__What the task asks__
Select all lines holding the word "chevron" from the entries that follow.

__Data for the task__
>>>>>
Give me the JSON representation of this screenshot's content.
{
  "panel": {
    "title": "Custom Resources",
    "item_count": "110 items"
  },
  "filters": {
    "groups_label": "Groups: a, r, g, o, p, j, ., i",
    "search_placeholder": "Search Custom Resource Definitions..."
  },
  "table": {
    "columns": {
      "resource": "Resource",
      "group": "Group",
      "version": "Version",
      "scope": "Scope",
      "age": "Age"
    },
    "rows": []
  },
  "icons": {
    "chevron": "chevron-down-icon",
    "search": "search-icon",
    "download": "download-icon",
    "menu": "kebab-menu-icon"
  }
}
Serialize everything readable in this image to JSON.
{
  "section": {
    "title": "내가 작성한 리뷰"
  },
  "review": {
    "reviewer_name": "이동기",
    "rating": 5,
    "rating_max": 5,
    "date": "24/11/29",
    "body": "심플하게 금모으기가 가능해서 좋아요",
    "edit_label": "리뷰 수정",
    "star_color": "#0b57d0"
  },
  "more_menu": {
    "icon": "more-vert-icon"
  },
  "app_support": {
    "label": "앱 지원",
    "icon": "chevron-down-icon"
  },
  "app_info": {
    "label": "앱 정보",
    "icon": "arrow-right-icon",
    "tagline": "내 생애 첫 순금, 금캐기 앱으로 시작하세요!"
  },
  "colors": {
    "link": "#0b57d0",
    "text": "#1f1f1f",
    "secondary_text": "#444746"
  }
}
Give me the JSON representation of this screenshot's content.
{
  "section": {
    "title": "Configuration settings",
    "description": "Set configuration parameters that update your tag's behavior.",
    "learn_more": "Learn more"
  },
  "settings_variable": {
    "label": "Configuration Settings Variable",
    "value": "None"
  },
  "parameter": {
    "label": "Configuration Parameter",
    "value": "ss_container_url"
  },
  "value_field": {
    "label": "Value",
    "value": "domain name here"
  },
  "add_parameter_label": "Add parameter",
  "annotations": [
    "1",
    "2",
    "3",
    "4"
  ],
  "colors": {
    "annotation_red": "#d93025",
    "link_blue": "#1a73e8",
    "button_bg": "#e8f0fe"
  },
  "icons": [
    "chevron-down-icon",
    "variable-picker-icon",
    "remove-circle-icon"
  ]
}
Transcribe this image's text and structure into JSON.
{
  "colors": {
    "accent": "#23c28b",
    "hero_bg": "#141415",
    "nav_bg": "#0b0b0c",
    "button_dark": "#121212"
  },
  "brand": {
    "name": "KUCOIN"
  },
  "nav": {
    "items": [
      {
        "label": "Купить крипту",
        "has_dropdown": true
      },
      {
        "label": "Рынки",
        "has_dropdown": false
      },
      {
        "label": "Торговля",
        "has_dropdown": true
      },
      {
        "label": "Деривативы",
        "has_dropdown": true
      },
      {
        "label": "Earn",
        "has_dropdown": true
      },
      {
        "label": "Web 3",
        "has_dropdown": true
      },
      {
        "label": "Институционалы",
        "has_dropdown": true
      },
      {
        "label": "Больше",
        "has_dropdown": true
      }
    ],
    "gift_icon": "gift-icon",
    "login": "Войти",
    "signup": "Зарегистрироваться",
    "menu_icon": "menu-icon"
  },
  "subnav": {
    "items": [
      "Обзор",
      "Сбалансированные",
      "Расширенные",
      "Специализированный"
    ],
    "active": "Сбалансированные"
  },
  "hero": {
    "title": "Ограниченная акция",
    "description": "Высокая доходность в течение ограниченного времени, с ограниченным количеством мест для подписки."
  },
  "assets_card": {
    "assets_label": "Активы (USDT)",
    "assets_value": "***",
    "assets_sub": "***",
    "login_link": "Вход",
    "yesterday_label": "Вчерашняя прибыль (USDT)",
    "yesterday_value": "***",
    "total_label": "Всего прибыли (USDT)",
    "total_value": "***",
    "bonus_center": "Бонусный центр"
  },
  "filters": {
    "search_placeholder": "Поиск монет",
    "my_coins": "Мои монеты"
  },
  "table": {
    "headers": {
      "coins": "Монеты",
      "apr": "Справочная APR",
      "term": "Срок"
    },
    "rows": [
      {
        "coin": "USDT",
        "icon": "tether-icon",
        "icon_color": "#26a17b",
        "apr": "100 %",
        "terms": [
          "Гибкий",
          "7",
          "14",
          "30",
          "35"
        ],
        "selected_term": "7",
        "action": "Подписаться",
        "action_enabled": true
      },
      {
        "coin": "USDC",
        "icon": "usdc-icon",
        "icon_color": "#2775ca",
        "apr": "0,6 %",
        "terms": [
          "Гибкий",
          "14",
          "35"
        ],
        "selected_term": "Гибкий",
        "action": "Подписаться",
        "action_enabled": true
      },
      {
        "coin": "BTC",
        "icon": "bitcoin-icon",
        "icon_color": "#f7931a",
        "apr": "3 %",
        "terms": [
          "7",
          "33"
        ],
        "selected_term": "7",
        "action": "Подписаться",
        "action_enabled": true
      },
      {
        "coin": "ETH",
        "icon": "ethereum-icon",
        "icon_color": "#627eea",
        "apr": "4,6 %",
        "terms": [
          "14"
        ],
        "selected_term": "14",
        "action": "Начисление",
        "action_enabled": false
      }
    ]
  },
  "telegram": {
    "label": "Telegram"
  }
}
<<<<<
__Expected answer__
    "chevron": "chevron-down-icon",
    "icon": "chevron-down-icon"
    "chevron-down-icon",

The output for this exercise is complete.